** Opening Records shown block **

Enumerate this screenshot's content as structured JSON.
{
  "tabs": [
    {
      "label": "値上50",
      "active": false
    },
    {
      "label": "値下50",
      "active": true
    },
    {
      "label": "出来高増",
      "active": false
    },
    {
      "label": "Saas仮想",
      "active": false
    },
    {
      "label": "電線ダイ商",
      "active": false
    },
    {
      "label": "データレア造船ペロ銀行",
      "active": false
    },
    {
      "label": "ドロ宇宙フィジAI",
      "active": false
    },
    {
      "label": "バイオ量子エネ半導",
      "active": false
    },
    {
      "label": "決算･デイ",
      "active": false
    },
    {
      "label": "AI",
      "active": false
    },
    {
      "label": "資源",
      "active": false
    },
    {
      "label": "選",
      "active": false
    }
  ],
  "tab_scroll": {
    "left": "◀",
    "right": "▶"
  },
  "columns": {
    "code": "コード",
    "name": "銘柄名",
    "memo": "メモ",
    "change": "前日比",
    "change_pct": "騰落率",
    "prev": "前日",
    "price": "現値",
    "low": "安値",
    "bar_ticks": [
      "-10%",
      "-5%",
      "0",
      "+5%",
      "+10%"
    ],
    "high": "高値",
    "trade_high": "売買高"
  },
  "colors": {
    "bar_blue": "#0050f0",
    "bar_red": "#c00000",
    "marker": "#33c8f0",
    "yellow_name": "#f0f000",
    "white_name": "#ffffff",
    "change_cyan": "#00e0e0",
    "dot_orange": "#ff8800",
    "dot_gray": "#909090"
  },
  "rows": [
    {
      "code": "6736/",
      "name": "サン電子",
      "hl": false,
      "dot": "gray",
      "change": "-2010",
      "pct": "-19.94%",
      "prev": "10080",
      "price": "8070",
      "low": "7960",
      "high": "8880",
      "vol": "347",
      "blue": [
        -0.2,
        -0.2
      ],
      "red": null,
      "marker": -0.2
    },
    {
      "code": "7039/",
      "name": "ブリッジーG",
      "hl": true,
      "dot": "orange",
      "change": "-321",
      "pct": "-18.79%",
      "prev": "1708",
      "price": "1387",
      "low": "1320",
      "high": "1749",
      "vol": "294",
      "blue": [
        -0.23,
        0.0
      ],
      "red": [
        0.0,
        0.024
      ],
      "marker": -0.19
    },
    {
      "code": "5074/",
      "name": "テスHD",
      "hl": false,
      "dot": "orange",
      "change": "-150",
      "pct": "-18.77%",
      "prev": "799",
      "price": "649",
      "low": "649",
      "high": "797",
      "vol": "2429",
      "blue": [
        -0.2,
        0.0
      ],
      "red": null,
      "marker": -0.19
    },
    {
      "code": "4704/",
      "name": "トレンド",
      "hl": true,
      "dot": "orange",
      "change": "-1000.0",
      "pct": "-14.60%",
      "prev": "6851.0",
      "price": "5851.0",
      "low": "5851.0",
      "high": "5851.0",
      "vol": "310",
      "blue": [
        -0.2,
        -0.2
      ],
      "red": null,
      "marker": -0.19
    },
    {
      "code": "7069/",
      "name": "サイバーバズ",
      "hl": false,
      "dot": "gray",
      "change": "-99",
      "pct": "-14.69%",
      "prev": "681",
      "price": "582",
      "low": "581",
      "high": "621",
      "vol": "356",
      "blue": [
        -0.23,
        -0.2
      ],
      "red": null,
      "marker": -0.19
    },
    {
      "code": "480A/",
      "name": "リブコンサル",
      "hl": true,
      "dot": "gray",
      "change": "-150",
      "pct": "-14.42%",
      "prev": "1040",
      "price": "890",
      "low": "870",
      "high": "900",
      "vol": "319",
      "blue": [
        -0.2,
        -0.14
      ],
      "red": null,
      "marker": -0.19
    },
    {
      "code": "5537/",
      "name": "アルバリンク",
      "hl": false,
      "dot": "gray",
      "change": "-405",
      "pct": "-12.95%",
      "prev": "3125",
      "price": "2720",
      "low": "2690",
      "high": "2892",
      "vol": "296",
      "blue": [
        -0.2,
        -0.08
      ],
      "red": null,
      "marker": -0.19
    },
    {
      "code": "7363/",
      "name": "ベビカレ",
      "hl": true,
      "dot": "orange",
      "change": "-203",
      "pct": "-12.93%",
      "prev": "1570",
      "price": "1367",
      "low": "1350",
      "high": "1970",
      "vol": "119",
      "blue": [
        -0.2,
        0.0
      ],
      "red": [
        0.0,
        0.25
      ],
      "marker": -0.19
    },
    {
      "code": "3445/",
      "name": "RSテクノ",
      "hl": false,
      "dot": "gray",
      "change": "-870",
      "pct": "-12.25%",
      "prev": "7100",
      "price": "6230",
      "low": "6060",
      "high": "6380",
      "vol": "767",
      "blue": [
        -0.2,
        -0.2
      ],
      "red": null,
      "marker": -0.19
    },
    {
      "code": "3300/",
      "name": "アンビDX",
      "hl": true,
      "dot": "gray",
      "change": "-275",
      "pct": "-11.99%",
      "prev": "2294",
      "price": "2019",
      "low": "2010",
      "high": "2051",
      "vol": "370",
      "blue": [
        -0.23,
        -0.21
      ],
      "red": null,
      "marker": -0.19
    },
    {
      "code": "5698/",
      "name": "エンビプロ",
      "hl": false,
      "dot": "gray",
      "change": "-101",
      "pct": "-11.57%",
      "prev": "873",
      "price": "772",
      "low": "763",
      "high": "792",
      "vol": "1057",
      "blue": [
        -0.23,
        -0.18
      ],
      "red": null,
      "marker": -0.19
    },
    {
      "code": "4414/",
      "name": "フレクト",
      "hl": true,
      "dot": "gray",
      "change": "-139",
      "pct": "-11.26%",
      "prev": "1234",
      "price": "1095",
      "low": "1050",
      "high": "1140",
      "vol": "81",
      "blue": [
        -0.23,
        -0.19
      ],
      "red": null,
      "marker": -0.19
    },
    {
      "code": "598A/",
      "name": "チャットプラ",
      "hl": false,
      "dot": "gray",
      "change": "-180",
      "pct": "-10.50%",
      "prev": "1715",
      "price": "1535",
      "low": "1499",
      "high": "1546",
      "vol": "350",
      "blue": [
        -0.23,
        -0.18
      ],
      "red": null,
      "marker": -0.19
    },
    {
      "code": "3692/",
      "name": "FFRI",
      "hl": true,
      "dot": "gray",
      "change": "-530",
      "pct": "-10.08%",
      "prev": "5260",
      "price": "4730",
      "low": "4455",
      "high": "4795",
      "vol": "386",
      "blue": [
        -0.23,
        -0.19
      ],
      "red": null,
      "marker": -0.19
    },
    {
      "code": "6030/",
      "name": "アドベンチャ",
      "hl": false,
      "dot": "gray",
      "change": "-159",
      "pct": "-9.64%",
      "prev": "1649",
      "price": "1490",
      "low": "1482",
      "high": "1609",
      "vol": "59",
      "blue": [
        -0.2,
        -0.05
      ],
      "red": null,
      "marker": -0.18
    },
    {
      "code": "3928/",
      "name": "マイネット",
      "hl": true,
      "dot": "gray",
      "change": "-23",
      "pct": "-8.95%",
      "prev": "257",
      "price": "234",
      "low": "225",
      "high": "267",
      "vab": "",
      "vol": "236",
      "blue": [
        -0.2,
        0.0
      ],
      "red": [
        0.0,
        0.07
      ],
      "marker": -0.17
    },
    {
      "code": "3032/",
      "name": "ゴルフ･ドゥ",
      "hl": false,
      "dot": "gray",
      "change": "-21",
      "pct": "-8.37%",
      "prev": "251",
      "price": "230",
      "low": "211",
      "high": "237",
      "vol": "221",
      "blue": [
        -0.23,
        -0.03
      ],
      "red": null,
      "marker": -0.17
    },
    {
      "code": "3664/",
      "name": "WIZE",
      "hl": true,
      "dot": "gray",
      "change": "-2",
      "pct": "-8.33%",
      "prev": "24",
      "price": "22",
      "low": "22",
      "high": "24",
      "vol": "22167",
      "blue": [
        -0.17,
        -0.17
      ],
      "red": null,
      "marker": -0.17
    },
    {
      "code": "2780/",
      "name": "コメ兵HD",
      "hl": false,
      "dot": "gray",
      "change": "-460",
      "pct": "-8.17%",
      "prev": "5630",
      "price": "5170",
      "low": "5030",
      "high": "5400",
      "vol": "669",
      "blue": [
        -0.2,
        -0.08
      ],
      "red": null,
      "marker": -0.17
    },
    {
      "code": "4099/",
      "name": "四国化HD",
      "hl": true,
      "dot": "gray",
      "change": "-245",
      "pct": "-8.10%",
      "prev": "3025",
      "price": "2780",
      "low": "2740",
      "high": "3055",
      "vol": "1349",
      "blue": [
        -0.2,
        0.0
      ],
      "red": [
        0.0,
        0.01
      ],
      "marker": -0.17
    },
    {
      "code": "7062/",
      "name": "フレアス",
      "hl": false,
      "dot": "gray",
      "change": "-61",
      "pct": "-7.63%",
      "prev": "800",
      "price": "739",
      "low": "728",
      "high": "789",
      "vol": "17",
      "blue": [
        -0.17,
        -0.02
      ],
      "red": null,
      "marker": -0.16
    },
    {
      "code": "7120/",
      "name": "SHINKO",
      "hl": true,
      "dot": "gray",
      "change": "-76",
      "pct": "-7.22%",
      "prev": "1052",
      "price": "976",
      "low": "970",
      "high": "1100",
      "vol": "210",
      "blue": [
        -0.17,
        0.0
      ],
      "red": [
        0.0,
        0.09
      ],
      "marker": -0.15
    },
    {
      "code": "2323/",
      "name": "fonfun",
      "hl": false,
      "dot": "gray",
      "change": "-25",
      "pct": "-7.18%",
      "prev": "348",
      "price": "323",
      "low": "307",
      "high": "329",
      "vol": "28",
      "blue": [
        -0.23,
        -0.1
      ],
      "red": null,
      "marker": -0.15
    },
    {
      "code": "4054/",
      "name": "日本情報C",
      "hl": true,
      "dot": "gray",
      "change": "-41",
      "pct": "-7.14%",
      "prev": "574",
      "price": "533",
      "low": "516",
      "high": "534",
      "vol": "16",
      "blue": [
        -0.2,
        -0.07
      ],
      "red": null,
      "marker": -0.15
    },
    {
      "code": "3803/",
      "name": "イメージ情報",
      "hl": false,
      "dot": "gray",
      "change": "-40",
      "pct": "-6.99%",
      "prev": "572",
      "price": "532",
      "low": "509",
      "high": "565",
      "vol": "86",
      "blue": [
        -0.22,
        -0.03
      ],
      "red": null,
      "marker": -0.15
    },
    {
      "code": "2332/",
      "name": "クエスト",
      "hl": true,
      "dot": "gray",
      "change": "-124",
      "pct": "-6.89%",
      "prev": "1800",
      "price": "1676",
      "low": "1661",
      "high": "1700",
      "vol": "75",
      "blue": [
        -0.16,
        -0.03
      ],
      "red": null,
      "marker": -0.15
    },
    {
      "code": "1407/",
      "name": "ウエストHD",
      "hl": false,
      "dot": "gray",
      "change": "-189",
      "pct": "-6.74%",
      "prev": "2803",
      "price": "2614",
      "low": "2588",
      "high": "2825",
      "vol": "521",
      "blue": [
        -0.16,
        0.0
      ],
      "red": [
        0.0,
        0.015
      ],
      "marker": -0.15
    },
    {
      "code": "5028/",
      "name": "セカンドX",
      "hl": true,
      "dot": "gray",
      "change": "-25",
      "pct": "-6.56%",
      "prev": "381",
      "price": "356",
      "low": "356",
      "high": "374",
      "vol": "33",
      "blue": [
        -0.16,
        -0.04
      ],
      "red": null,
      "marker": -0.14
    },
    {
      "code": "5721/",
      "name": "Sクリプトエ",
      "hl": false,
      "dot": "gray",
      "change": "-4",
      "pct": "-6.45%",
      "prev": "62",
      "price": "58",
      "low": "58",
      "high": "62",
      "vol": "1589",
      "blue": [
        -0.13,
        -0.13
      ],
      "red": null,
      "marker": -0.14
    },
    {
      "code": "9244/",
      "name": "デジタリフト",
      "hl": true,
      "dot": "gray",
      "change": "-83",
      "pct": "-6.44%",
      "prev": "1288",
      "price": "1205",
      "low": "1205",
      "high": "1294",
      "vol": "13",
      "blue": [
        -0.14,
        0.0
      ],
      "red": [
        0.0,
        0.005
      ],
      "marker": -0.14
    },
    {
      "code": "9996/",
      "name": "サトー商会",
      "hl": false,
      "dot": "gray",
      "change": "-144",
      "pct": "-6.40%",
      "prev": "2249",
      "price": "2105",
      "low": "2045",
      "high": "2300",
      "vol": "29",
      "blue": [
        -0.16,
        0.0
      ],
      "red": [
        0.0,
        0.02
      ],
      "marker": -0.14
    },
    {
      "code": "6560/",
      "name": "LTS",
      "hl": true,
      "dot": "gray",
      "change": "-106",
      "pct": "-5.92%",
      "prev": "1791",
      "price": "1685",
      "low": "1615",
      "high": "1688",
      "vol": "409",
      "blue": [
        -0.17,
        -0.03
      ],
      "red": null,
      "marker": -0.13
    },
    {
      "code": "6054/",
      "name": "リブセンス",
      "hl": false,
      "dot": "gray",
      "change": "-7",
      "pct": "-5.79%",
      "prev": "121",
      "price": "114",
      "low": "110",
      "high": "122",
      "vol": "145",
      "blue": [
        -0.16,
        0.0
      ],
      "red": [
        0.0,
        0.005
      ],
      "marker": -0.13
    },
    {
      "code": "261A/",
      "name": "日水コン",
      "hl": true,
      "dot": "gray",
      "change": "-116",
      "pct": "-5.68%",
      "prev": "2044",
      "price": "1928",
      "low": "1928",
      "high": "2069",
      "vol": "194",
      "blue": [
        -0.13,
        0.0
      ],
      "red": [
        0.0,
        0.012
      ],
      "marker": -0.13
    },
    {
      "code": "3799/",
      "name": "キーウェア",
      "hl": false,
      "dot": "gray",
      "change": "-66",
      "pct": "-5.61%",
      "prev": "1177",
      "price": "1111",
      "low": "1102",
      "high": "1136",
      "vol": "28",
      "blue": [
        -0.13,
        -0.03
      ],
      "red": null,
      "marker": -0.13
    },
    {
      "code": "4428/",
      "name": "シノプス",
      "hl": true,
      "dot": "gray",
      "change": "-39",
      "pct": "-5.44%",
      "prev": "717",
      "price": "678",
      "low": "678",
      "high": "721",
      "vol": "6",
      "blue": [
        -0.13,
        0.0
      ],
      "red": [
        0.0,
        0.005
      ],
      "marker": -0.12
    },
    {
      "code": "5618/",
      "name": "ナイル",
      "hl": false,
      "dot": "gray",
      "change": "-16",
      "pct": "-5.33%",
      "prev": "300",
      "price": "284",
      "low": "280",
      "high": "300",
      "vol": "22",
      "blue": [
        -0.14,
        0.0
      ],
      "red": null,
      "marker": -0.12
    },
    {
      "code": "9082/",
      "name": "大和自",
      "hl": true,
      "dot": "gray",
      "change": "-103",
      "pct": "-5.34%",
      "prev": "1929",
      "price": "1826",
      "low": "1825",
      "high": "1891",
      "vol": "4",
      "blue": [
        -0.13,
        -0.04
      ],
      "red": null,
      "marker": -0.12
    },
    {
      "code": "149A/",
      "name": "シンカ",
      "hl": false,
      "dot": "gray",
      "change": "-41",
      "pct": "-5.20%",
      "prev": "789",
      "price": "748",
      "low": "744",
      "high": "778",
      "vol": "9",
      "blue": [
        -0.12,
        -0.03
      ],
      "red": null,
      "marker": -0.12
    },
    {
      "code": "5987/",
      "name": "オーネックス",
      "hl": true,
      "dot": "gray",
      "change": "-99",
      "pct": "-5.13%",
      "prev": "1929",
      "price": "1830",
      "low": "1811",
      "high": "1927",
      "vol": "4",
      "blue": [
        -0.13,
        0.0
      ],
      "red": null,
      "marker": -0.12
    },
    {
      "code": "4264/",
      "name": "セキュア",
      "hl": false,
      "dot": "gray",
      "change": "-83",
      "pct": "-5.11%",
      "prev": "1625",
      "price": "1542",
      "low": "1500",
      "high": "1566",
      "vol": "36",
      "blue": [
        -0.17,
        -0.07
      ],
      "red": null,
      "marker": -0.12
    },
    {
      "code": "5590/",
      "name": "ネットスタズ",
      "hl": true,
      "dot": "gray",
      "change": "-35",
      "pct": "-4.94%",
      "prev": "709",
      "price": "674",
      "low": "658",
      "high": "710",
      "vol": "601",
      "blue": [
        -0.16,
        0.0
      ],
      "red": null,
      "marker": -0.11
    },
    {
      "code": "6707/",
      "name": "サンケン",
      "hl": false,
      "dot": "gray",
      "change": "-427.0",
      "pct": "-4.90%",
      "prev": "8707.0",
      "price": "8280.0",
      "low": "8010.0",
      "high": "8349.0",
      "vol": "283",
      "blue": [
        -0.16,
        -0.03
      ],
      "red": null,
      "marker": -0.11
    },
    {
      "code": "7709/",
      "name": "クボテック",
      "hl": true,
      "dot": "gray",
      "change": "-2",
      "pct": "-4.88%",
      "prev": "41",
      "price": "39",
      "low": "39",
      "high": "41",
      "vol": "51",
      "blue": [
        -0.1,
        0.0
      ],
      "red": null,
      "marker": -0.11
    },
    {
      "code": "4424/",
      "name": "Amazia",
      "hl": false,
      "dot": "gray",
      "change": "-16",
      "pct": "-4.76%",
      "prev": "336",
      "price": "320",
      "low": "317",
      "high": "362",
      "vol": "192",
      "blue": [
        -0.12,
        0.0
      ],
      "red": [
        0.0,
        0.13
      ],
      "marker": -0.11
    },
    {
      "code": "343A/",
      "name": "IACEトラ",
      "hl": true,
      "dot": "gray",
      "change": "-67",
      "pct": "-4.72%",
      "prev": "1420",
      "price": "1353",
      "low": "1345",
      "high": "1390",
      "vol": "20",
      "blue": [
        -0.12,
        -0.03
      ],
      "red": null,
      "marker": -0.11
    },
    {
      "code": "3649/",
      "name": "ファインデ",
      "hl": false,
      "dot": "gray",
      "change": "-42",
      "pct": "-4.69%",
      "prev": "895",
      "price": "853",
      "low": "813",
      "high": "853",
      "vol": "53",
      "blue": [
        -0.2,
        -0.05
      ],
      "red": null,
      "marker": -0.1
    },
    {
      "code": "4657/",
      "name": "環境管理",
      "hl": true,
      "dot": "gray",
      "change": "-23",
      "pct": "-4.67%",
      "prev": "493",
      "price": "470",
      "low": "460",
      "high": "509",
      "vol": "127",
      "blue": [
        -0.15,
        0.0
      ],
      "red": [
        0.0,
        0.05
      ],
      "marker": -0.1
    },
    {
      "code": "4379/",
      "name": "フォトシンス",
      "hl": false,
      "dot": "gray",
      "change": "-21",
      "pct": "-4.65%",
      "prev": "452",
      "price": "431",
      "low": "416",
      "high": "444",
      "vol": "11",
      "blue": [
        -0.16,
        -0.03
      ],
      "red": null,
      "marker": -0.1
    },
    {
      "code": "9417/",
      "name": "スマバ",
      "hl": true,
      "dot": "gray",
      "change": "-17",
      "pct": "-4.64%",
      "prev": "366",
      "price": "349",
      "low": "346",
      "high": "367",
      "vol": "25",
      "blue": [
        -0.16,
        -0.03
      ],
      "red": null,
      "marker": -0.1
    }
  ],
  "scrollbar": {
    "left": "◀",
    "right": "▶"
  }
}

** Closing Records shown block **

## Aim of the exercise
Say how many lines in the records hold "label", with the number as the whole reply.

## Written reply
12